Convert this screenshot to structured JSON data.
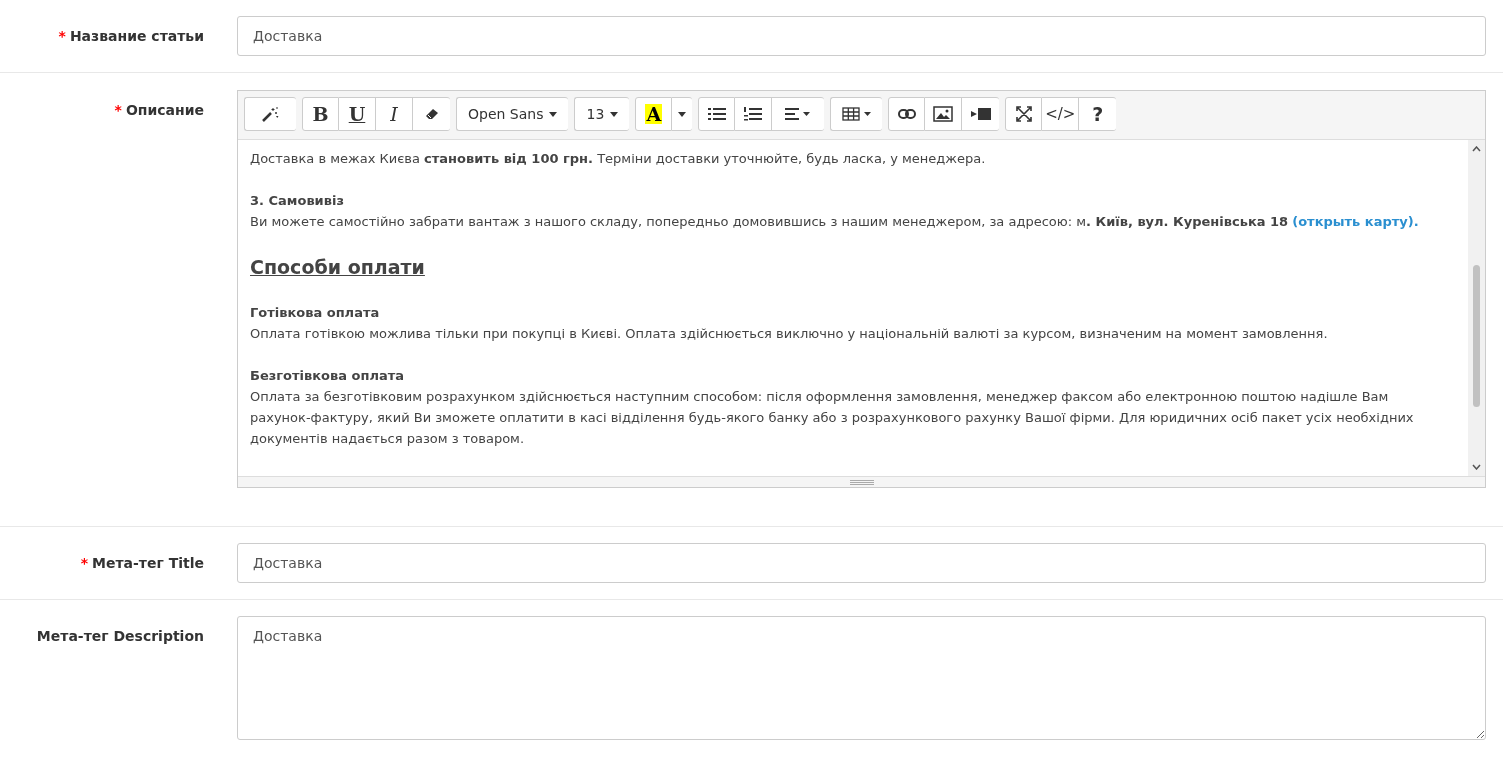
{
  "fields": [
    {
      "kind": "input",
      "required_mark": "*",
      "label": "Название статьи",
      "value": "Доставка"
    },
    {
      "kind": "editor",
      "required_mark": "*",
      "label": "Описание"
    },
    {
      "kind": "input",
      "required_mark": "*",
      "label": "Мета-тег Title",
      "value": "Доставка"
    },
    {
      "kind": "textarea",
      "label": "Мета-тег Description",
      "value": "Доставка"
    }
  ],
  "editor": {
    "toolbar": [
      [
        {
          "kind": "magic"
        }
      ],
      [
        {
          "kind": "bold",
          "text": "B"
        },
        {
          "kind": "underline",
          "text": "U"
        },
        {
          "kind": "italic",
          "text": "I"
        },
        {
          "kind": "eraser"
        }
      ],
      [
        {
          "kind": "select",
          "text": "Open Sans"
        }
      ],
      [
        {
          "kind": "select",
          "text": "13"
        }
      ],
      [
        {
          "kind": "color",
          "text": "A"
        },
        {
          "kind": "caret"
        }
      ],
      [
        {
          "kind": "ul"
        },
        {
          "kind": "ol"
        },
        {
          "kind": "align"
        }
      ],
      [
        {
          "kind": "table"
        }
      ],
      [
        {
          "kind": "link"
        },
        {
          "kind": "image"
        },
        {
          "kind": "video"
        }
      ],
      [
        {
          "kind": "fullscreen"
        },
        {
          "kind": "code",
          "text": "</>"
        },
        {
          "kind": "help",
          "text": "?"
        }
      ]
    ],
    "content": [
      {
        "kind": "paragraph",
        "text": "Доставка в межах Києва **становить від 100 грн.** Терміни доставки уточнюйте, будь ласка, у менеджера."
      },
      {
        "kind": "subheading",
        "text": "3. Самовивіз"
      },
      {
        "kind": "paragraph",
        "text": "Ви можете самостійно забрати вантаж з нашого складу, попередньо домовившись з нашим менеджером, за адресою: м**. Київ, вул. Куренівська 18**",
        "link": "(открыть карту)."
      },
      {
        "kind": "heading",
        "text": "Способи оплати"
      },
      {
        "kind": "subheading",
        "text": "Готівкова оплата"
      },
      {
        "kind": "paragraph",
        "text": "Оплата готівкою можлива тільки при покупці в Києві. Оплата здійснюється виключно у національній валюті за курсом, визначеним на момент замовлення."
      },
      {
        "kind": "subheading",
        "text": "Безготівкова оплата"
      },
      {
        "kind": "paragraph",
        "text": "Оплата за безготівковим розрахунком здійснюється наступним способом: після оформлення замовлення, менеджер факсом або електронною поштою надішле Вам рахунок-фактуру, який Ви зможете оплатити в касі відділення будь-якого банку або з розрахункового рахунку Вашої фірми. Для юридичних осіб пакет усіх необхідних документів надається разом з товаром."
      }
    ]
  }
}
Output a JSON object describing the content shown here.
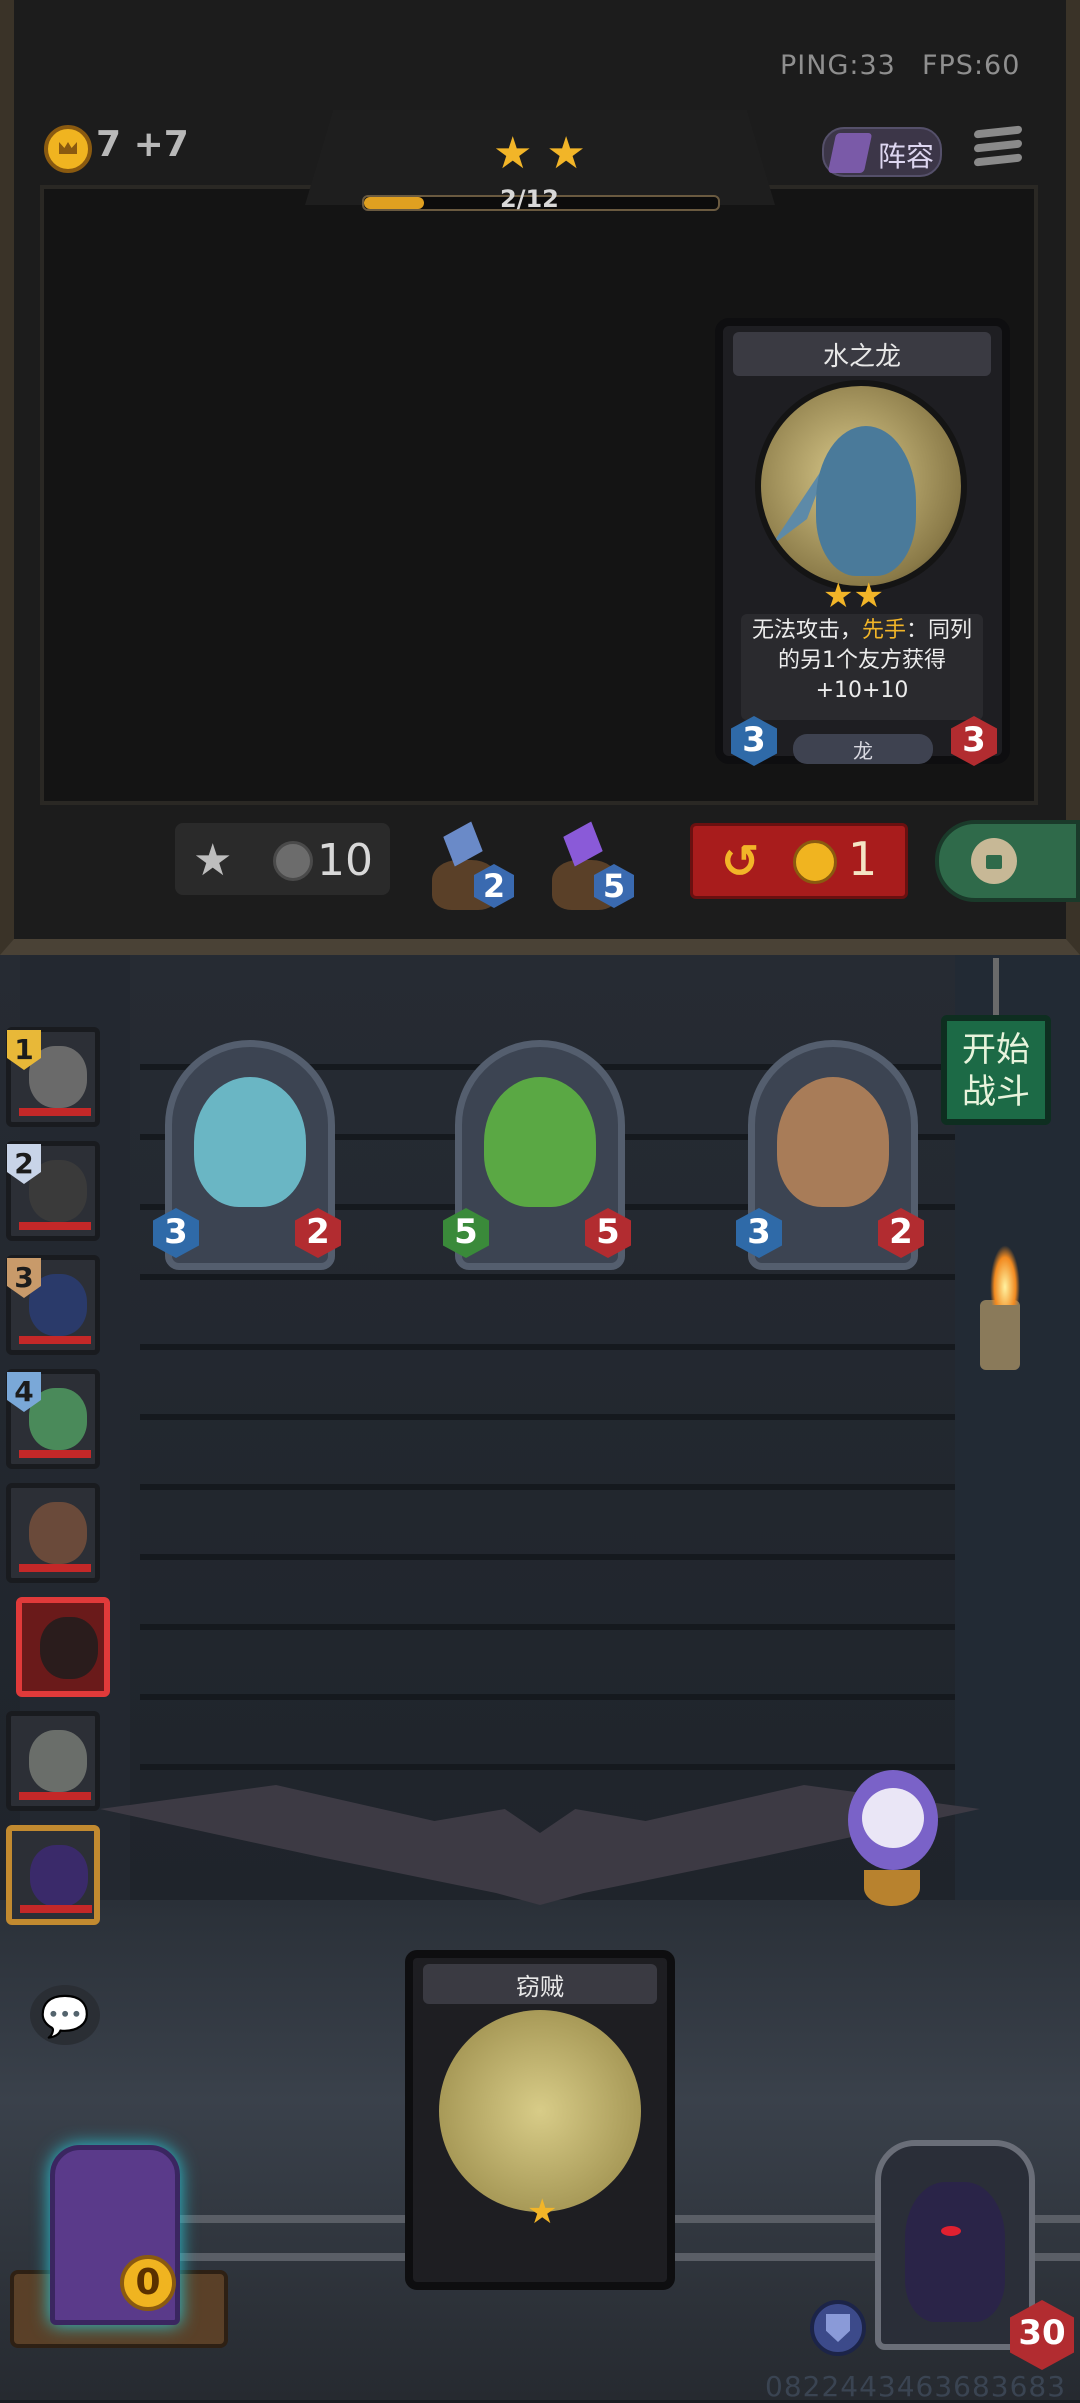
{
  "status": {
    "ping": "PING:33",
    "fps": "FPS:60"
  },
  "gold": {
    "text": "7 +7"
  },
  "tier": {
    "stars": "★ ★",
    "xp_text": "2/12",
    "xp_progress": 0.17
  },
  "lineup": {
    "label": "阵容"
  },
  "shop_card": {
    "title": "水之龙",
    "stars": "★★",
    "desc_part1": "无法攻击，",
    "desc_highlight": "先手",
    "desc_part2": "：同列的另1个友方获得+10+10",
    "tribe": "龙",
    "attack": "3",
    "health": "3"
  },
  "controls": {
    "upgrade_icon": "★",
    "upgrade_cost": "10",
    "bag_blue_count": "2",
    "bag_purple_count": "5",
    "reroll_icon": "↺",
    "reroll_cost": "1",
    "freeze_icon": "lock-icon"
  },
  "board_minions": [
    {
      "attack": "3",
      "health": "2",
      "color": "#6ab6c4"
    },
    {
      "attack": "5",
      "health": "5",
      "color": "#5aa844"
    },
    {
      "attack": "3",
      "health": "2",
      "color": "#a87c58"
    }
  ],
  "start_battle": {
    "label": "开始战斗"
  },
  "opponents": [
    {
      "rank": "1",
      "color": "#6a6a6a"
    },
    {
      "rank": "2",
      "color": "#3a3a3a"
    },
    {
      "rank": "3",
      "color": "#2a3a6a"
    },
    {
      "rank": "4",
      "color": "#4a8a5a"
    },
    {
      "rank": "",
      "color": "#6a4a3a"
    },
    {
      "rank": "",
      "color": "#2a1c1c"
    },
    {
      "rank": "",
      "color": "#6a6e6a"
    },
    {
      "rank": "",
      "color": "#3a2a6a"
    }
  ],
  "chat": {
    "icon": "💬"
  },
  "bottom_card": {
    "title": "窃贼",
    "star": "★"
  },
  "deck": {
    "count": "0"
  },
  "hero": {
    "health": "30"
  },
  "device_id": "0822443463683683"
}
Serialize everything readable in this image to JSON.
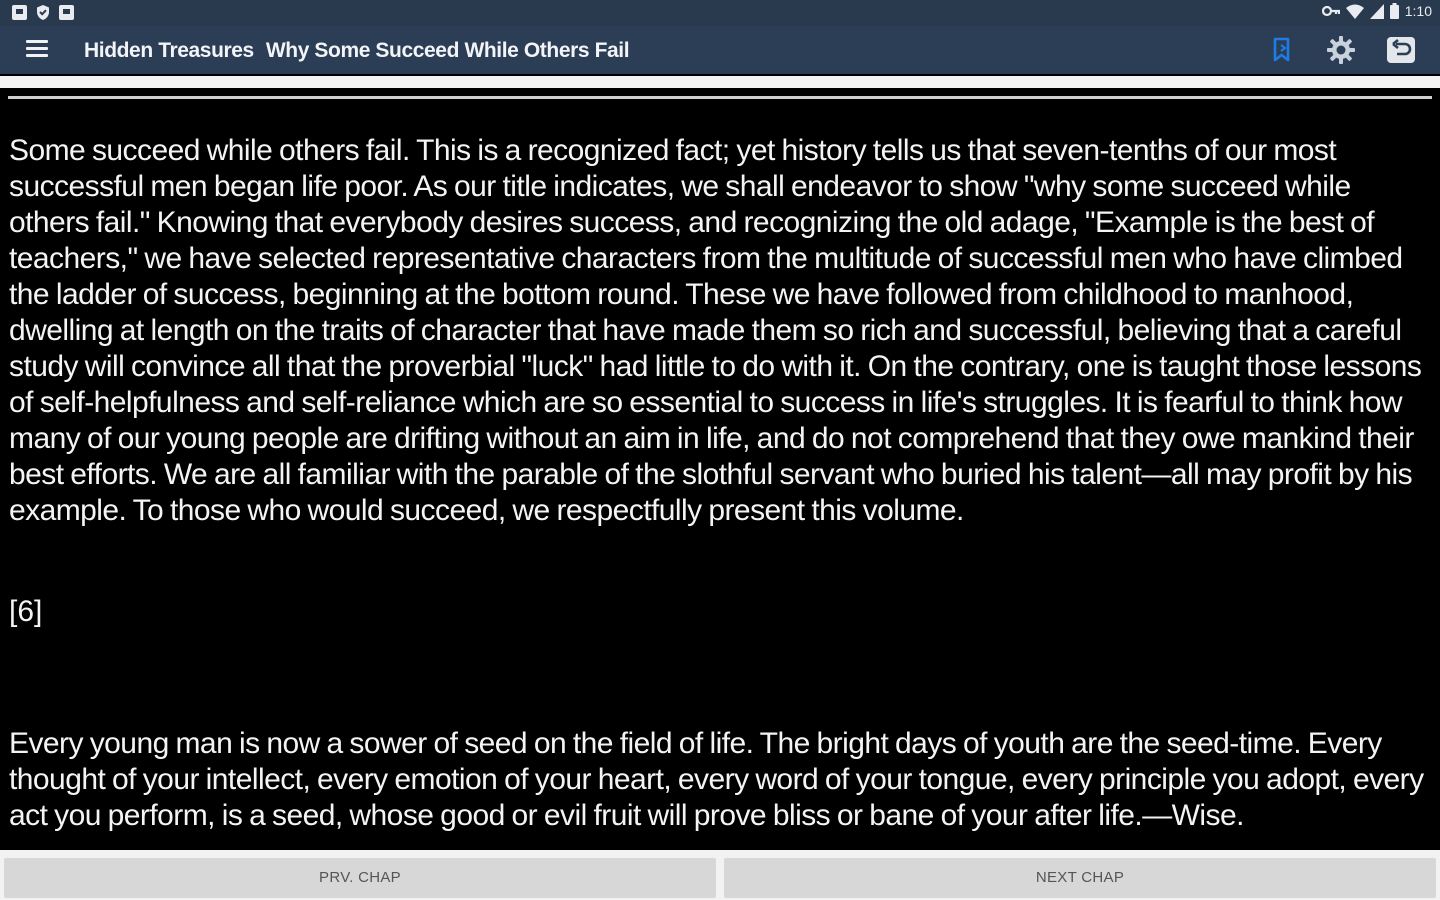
{
  "status_bar": {
    "time": "1:10",
    "icons": [
      "notification-icon",
      "shield-icon",
      "notification-icon",
      "vpn-key-icon",
      "wifi-icon",
      "signal-icon",
      "battery-icon"
    ]
  },
  "app_bar": {
    "title": "Hidden Treasures",
    "subtitle": "Why Some Succeed While Others Fail",
    "icons": [
      "menu-icon",
      "bookmark-icon",
      "gear-icon",
      "back-icon"
    ],
    "bookmark_color": "#1e7be8"
  },
  "content": {
    "paragraph1": "Some succeed while others fail. This is a recognized fact; yet history tells us that seven-tenths of our most successful men began life poor. As our title indicates, we shall endeavor to show \"why some succeed while others fail.\" Knowing that everybody desires success, and recognizing the old adage, \"Example is the best of teachers,\" we have selected representative characters from the multitude of successful men who have climbed the ladder of success, beginning at the bottom round. These we have followed from childhood to manhood, dwelling at length on the traits of character that have made them so rich and successful, believing that a careful study will convince all that the proverbial \"luck\" had little to do with it. On the contrary, one is taught those lessons of self-helpfulness and self-reliance which are so essential to success in life's struggles. It is fearful to think how many of our young people are drifting without an aim in life, and do not comprehend that they owe mankind their best efforts. We are all familiar with the parable of the slothful servant who buried his talent—all may profit by his example. To those who would succeed, we respectfully present this volume.",
    "page_number": "[6]",
    "paragraph2": "Every young man is now a sower of seed on the field of life. The bright days of youth are the seed-time. Every thought of your intellect, every emotion of your heart, every word of your tongue, every principle you adopt, every act you perform, is a seed, whose good or evil fruit will prove bliss or bane of your after life.—Wise."
  },
  "bottom_bar": {
    "prev_label": "PRV. CHAP",
    "next_label": "NEXT CHAP"
  }
}
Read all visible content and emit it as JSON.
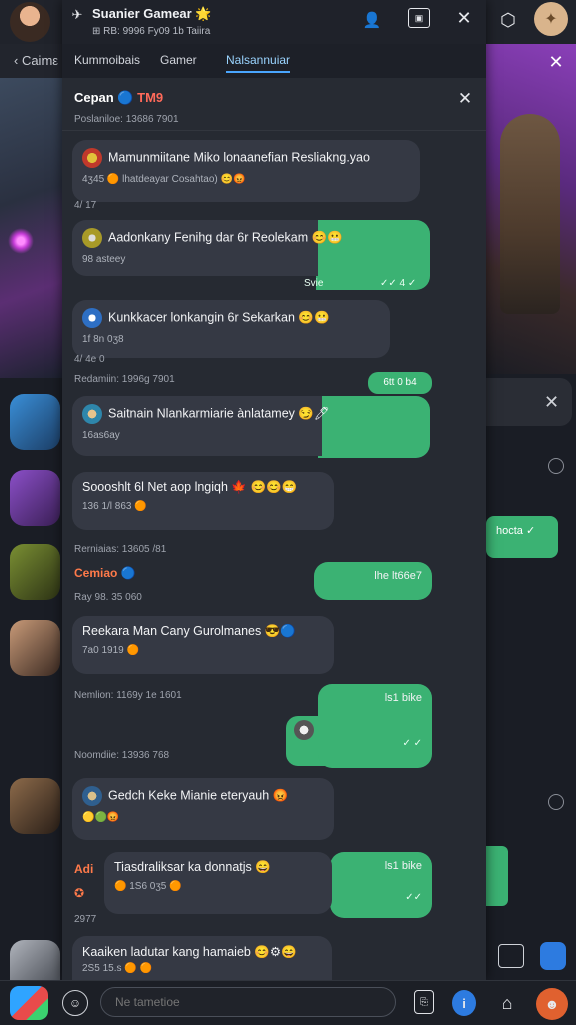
{
  "colors": {
    "accent_green": "#3bb273",
    "accent_blue": "#4aa6ff",
    "panel_bg": "#262a32",
    "bubble_bg": "#353944",
    "highlight_red": "#ff6a5a"
  },
  "background": {
    "left_header_label": "‹ Caimε",
    "right_green_label": "hocta",
    "contacts": [
      "contact-1",
      "contact-2",
      "contact-3",
      "contact-4",
      "contact-5",
      "contact-6",
      "contact-7"
    ]
  },
  "window": {
    "title": "Suanier Gamear 🌟",
    "subtitle": "⊞ RB: 9996 Fy09 1b Taiira",
    "icons": [
      "user-icon",
      "window-icon",
      "close-icon"
    ]
  },
  "tabs": [
    "Kummoibais",
    "Gamer",
    "Nalsannuiar"
  ],
  "chat": {
    "title": "Cepan",
    "title_badge": "🔵 TM9",
    "subtitle": "Poslaniloe: 13686 7901",
    "close_icon": "close-icon"
  },
  "messages": [
    {
      "text": "Mamunmiitane Miko lonaanefian Resliakng.yao",
      "meta": "4ʒ45 🟠 lhatdeayar Cosahtao) 😊😡",
      "time": "4/ 17",
      "avatar": "#c0392b"
    },
    {
      "text": "Aadonkany Fenihg dar 6r Reolekam 😊😬",
      "meta": "98 asteey",
      "time": "",
      "green_meta": "Svie",
      "green_check": "✓✓ 4 ✓",
      "avatar": "#b8a23a"
    },
    {
      "text": "Kunkkacer lonkangin 6r Sekarkan 😊😬",
      "meta": "1f 8n 0ʒ8",
      "time": "4/ 4e 0",
      "avatar": "#3a7bd5"
    },
    {
      "text": "Saitnain Nlankarmiarie ànlatamey 😏🖊",
      "meta": "16as6ay",
      "pill": "6tt 0 b4",
      "avatar": "#2e86ab"
    },
    {
      "text": "Soooshlt 6l Net aop lngiqh 🍁 😊😊😁",
      "meta": "136 1/l 863 🟠",
      "avatar": ""
    },
    {
      "text": "Reekara Man Cany Gurolmanes 😎🔵",
      "meta": "7a0 1919 🟠",
      "avatar": ""
    },
    {
      "text": "Gedch Keke Mianie eteryauh 😡",
      "meta": "🟡🟢😡",
      "avatar": "#2f5f8f"
    },
    {
      "text": "Tiasdraliksar ka donnatjs 😄",
      "meta": "🟠 1S6 0ʒ5 🟠",
      "side_name": "Adi",
      "side_time": "2977",
      "avatar": ""
    },
    {
      "text": "Kaaiken ladutar kang hamaieb 😊⚙😄",
      "meta": "2S5 15.s 🟠 🟠",
      "avatar": ""
    }
  ],
  "notes": [
    "Redamiin: 1996g 7901",
    "Rerniaias: 13605 /81",
    "Cemiao 🔵",
    "Ray 98. 35 060",
    "Nemlion: 1169y 1e 1601",
    "Noomdiie: 13936 768"
  ],
  "green_messages": [
    {
      "label": "lhe lt66e7"
    },
    {
      "label": "ls1 bike",
      "check": "✓ ✓"
    },
    {
      "label": "ls1 bike",
      "check": "✓✓"
    }
  ],
  "composer": {
    "placeholder": "Ne tametioe",
    "icons": [
      "emoji-icon",
      "attach-icon",
      "info-icon",
      "home-icon",
      "profile-icon"
    ]
  }
}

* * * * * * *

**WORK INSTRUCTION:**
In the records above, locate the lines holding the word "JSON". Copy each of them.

**ANSWER TO THIS EXERCISE:**
Convert this screenshot to structured JSON data.
Output a JSON object describing the content shown here.
Serialize everything readable in this image to JSON.
Read all visible content and emit it as JSON.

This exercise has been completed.